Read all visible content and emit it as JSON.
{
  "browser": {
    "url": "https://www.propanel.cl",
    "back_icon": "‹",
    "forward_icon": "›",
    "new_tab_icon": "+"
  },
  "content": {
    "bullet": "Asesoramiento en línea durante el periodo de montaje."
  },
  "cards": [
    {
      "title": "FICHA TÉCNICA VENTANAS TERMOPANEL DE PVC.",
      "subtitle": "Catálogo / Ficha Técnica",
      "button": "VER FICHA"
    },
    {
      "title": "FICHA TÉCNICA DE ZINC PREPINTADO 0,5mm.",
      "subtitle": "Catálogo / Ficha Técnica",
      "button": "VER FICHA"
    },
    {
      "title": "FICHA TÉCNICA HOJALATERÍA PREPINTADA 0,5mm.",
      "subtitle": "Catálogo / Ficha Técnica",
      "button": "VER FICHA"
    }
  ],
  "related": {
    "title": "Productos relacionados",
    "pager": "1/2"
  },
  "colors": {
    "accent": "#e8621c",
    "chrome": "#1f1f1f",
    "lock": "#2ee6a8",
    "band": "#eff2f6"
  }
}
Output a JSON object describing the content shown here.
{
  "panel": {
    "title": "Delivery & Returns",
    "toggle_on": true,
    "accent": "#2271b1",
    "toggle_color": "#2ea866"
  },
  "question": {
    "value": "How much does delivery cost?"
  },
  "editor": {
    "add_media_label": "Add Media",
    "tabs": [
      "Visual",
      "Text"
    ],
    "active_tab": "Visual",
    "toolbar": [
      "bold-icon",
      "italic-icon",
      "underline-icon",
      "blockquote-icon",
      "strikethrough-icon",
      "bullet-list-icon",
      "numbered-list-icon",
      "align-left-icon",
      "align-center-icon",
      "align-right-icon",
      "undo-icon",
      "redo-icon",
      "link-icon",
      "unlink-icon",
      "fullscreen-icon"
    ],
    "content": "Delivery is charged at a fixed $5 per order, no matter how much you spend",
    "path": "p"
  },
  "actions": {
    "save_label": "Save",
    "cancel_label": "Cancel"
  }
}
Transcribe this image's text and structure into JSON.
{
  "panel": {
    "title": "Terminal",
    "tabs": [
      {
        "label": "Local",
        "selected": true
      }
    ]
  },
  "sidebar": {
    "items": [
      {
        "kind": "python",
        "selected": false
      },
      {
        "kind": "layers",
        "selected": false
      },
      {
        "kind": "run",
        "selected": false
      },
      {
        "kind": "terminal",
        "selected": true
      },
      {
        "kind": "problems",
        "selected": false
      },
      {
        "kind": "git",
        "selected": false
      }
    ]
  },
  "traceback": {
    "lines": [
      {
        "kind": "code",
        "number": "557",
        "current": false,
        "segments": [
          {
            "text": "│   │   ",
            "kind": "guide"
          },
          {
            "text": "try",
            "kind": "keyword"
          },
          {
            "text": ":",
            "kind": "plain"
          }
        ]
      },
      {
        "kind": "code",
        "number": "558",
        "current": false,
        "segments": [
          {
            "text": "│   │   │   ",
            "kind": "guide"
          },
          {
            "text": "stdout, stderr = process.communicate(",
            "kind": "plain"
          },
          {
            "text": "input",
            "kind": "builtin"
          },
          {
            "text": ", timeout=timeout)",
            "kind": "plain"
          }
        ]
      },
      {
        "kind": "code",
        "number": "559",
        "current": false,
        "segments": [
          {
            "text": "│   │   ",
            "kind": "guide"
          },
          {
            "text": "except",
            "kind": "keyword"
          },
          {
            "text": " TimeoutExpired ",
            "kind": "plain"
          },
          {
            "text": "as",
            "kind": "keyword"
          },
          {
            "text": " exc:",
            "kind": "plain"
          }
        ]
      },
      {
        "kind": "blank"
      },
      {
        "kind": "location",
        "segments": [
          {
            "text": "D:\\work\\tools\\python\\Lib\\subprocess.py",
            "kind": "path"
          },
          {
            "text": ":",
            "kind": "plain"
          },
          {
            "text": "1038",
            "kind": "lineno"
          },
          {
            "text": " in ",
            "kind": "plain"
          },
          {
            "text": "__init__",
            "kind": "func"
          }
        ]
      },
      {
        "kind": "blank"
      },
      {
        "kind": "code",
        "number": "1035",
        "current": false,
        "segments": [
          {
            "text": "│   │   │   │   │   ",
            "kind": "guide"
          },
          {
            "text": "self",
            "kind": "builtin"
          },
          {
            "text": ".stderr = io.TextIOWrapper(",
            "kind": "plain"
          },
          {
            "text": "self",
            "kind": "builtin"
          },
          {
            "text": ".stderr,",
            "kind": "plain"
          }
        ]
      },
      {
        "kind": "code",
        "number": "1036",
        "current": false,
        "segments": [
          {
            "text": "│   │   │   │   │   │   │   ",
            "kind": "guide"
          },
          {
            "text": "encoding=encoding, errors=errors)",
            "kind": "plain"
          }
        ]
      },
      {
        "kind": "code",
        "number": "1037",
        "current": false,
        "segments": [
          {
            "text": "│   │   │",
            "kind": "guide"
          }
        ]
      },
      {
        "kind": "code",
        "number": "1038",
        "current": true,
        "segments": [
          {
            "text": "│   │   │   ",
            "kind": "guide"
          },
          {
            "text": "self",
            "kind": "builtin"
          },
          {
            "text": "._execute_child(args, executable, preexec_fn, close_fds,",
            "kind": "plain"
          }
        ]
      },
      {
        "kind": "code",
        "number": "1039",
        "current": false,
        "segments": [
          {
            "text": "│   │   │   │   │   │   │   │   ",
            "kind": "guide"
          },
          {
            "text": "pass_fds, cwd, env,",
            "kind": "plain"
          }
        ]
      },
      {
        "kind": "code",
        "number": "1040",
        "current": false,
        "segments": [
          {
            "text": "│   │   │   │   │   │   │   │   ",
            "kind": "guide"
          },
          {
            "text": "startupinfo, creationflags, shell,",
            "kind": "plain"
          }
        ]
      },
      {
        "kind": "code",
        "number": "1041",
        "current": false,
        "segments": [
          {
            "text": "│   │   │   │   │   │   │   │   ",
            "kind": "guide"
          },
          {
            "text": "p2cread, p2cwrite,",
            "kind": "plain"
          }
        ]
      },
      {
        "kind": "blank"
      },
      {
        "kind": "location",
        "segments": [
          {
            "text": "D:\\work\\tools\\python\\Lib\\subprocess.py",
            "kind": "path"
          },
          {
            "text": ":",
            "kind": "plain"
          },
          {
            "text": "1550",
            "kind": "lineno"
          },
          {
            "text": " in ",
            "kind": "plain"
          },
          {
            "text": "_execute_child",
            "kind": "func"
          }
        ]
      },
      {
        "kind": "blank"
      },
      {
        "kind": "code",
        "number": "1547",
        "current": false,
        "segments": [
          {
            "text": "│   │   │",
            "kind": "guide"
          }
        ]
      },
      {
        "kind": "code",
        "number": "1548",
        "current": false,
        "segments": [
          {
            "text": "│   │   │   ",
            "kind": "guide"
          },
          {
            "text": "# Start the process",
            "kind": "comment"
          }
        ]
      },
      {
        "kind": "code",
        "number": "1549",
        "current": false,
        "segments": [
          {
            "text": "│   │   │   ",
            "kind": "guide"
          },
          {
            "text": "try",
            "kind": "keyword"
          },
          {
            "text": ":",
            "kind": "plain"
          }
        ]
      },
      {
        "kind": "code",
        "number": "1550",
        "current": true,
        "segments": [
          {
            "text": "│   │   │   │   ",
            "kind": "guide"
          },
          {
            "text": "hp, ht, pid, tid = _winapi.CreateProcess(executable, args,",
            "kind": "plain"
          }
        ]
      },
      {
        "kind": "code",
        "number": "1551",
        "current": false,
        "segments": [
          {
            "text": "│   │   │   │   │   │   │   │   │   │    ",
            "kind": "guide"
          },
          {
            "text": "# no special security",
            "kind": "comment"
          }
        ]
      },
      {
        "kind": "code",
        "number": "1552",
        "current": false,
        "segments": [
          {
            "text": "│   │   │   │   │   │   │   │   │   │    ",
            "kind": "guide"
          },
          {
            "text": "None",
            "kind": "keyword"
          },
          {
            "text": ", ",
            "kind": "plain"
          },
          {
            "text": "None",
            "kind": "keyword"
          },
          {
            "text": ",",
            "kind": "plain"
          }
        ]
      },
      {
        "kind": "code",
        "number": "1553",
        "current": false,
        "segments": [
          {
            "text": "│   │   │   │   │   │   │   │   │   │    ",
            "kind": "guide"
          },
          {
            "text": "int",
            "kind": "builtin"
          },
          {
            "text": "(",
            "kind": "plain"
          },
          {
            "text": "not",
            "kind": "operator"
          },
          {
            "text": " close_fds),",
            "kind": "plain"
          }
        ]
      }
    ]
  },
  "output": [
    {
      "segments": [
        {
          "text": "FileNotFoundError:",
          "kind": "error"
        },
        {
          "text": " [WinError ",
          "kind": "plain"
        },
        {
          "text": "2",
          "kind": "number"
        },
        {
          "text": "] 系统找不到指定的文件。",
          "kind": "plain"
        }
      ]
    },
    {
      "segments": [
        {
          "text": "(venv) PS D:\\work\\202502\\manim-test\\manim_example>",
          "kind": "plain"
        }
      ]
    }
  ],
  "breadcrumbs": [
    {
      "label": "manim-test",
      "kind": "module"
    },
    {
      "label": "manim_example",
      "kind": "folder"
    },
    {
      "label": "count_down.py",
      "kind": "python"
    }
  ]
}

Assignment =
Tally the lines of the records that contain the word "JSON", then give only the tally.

Output for this exercise =
3